┌─ DATA SECTION

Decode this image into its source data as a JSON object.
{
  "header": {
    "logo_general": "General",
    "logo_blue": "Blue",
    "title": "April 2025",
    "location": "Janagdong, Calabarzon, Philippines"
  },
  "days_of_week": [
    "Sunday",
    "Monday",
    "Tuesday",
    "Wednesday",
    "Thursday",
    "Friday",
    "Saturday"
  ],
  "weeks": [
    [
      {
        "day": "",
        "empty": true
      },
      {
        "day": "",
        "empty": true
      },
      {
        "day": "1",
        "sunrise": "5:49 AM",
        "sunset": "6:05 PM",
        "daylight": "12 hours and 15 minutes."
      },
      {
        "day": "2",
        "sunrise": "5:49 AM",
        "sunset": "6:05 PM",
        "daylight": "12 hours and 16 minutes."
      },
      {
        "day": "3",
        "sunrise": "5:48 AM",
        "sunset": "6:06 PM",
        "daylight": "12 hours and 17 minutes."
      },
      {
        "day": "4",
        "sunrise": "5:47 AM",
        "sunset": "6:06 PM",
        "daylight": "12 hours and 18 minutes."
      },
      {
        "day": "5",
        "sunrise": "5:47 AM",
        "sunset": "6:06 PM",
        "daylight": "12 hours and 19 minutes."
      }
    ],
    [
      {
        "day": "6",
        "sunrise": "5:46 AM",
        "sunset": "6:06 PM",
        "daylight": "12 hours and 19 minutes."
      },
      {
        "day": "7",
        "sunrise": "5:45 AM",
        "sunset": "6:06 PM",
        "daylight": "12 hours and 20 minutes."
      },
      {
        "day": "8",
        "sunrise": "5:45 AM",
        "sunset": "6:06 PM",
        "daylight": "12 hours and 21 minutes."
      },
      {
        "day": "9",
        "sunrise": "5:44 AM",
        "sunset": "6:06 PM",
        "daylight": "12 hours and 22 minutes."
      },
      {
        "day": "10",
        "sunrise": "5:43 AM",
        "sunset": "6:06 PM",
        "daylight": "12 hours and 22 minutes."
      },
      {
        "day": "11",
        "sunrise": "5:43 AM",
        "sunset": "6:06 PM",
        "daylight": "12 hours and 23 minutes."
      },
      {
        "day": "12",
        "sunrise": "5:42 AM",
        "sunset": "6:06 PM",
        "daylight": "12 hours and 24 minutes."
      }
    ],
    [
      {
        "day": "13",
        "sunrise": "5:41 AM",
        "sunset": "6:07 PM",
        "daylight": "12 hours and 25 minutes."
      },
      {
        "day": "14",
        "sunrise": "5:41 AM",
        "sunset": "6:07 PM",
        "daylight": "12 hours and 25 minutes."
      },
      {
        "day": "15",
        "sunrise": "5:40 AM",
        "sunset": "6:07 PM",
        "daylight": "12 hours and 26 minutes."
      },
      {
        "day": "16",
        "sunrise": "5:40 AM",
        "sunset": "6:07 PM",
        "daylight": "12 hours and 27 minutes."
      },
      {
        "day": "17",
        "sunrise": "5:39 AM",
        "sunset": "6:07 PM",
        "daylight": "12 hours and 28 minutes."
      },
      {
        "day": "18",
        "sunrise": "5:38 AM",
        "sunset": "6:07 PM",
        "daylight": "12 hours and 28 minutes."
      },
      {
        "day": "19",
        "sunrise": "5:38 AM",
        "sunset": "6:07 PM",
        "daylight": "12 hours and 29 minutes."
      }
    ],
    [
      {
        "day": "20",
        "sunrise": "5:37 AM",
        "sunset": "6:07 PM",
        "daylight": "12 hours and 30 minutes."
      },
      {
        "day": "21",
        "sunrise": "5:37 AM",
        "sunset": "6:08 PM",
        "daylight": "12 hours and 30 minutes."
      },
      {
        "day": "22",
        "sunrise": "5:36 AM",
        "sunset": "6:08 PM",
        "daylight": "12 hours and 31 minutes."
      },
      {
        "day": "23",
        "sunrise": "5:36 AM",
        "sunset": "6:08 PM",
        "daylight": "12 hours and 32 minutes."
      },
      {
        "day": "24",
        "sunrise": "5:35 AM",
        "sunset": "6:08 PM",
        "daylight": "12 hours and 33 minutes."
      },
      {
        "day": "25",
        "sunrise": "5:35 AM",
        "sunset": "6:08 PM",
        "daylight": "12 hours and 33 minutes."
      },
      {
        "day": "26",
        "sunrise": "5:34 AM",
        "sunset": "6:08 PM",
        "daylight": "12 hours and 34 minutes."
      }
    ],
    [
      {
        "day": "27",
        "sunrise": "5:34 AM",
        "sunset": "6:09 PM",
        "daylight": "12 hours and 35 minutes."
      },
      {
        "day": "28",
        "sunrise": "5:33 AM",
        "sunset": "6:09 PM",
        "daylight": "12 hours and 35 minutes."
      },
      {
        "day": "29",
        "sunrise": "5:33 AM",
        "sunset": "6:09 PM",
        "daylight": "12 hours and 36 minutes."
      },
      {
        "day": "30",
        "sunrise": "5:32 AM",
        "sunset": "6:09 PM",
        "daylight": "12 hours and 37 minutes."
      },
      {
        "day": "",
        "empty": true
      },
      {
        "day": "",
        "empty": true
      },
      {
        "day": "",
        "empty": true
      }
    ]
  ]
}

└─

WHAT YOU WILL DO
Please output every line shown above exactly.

OUTPUT FOR THIS EXERCISE
Decode this image into its source data as a JSON object.
{
  "header": {
    "logo_general": "General",
    "logo_blue": "Blue",
    "title": "April 2025",
    "location": "Janagdong, Calabarzon, Philippines"
  },
  "days_of_week": [
    "Sunday",
    "Monday",
    "Tuesday",
    "Wednesday",
    "Thursday",
    "Friday",
    "Saturday"
  ],
  "weeks": [
    [
      {
        "day": "",
        "empty": true
      },
      {
        "day": "",
        "empty": true
      },
      {
        "day": "1",
        "sunrise": "5:49 AM",
        "sunset": "6:05 PM",
        "daylight": "12 hours and 15 minutes."
      },
      {
        "day": "2",
        "sunrise": "5:49 AM",
        "sunset": "6:05 PM",
        "daylight": "12 hours and 16 minutes."
      },
      {
        "day": "3",
        "sunrise": "5:48 AM",
        "sunset": "6:06 PM",
        "daylight": "12 hours and 17 minutes."
      },
      {
        "day": "4",
        "sunrise": "5:47 AM",
        "sunset": "6:06 PM",
        "daylight": "12 hours and 18 minutes."
      },
      {
        "day": "5",
        "sunrise": "5:47 AM",
        "sunset": "6:06 PM",
        "daylight": "12 hours and 19 minutes."
      }
    ],
    [
      {
        "day": "6",
        "sunrise": "5:46 AM",
        "sunset": "6:06 PM",
        "daylight": "12 hours and 19 minutes."
      },
      {
        "day": "7",
        "sunrise": "5:45 AM",
        "sunset": "6:06 PM",
        "daylight": "12 hours and 20 minutes."
      },
      {
        "day": "8",
        "sunrise": "5:45 AM",
        "sunset": "6:06 PM",
        "daylight": "12 hours and 21 minutes."
      },
      {
        "day": "9",
        "sunrise": "5:44 AM",
        "sunset": "6:06 PM",
        "daylight": "12 hours and 22 minutes."
      },
      {
        "day": "10",
        "sunrise": "5:43 AM",
        "sunset": "6:06 PM",
        "daylight": "12 hours and 22 minutes."
      },
      {
        "day": "11",
        "sunrise": "5:43 AM",
        "sunset": "6:06 PM",
        "daylight": "12 hours and 23 minutes."
      },
      {
        "day": "12",
        "sunrise": "5:42 AM",
        "sunset": "6:06 PM",
        "daylight": "12 hours and 24 minutes."
      }
    ],
    [
      {
        "day": "13",
        "sunrise": "5:41 AM",
        "sunset": "6:07 PM",
        "daylight": "12 hours and 25 minutes."
      },
      {
        "day": "14",
        "sunrise": "5:41 AM",
        "sunset": "6:07 PM",
        "daylight": "12 hours and 25 minutes."
      },
      {
        "day": "15",
        "sunrise": "5:40 AM",
        "sunset": "6:07 PM",
        "daylight": "12 hours and 26 minutes."
      },
      {
        "day": "16",
        "sunrise": "5:40 AM",
        "sunset": "6:07 PM",
        "daylight": "12 hours and 27 minutes."
      },
      {
        "day": "17",
        "sunrise": "5:39 AM",
        "sunset": "6:07 PM",
        "daylight": "12 hours and 28 minutes."
      },
      {
        "day": "18",
        "sunrise": "5:38 AM",
        "sunset": "6:07 PM",
        "daylight": "12 hours and 28 minutes."
      },
      {
        "day": "19",
        "sunrise": "5:38 AM",
        "sunset": "6:07 PM",
        "daylight": "12 hours and 29 minutes."
      }
    ],
    [
      {
        "day": "20",
        "sunrise": "5:37 AM",
        "sunset": "6:07 PM",
        "daylight": "12 hours and 30 minutes."
      },
      {
        "day": "21",
        "sunrise": "5:37 AM",
        "sunset": "6:08 PM",
        "daylight": "12 hours and 30 minutes."
      },
      {
        "day": "22",
        "sunrise": "5:36 AM",
        "sunset": "6:08 PM",
        "daylight": "12 hours and 31 minutes."
      },
      {
        "day": "23",
        "sunrise": "5:36 AM",
        "sunset": "6:08 PM",
        "daylight": "12 hours and 32 minutes."
      },
      {
        "day": "24",
        "sunrise": "5:35 AM",
        "sunset": "6:08 PM",
        "daylight": "12 hours and 33 minutes."
      },
      {
        "day": "25",
        "sunrise": "5:35 AM",
        "sunset": "6:08 PM",
        "daylight": "12 hours and 33 minutes."
      },
      {
        "day": "26",
        "sunrise": "5:34 AM",
        "sunset": "6:08 PM",
        "daylight": "12 hours and 34 minutes."
      }
    ],
    [
      {
        "day": "27",
        "sunrise": "5:34 AM",
        "sunset": "6:09 PM",
        "daylight": "12 hours and 35 minutes."
      },
      {
        "day": "28",
        "sunrise": "5:33 AM",
        "sunset": "6:09 PM",
        "daylight": "12 hours and 35 minutes."
      },
      {
        "day": "29",
        "sunrise": "5:33 AM",
        "sunset": "6:09 PM",
        "daylight": "12 hours and 36 minutes."
      },
      {
        "day": "30",
        "sunrise": "5:32 AM",
        "sunset": "6:09 PM",
        "daylight": "12 hours and 37 minutes."
      },
      {
        "day": "",
        "empty": true
      },
      {
        "day": "",
        "empty": true
      },
      {
        "day": "",
        "empty": true
      }
    ]
  ]
}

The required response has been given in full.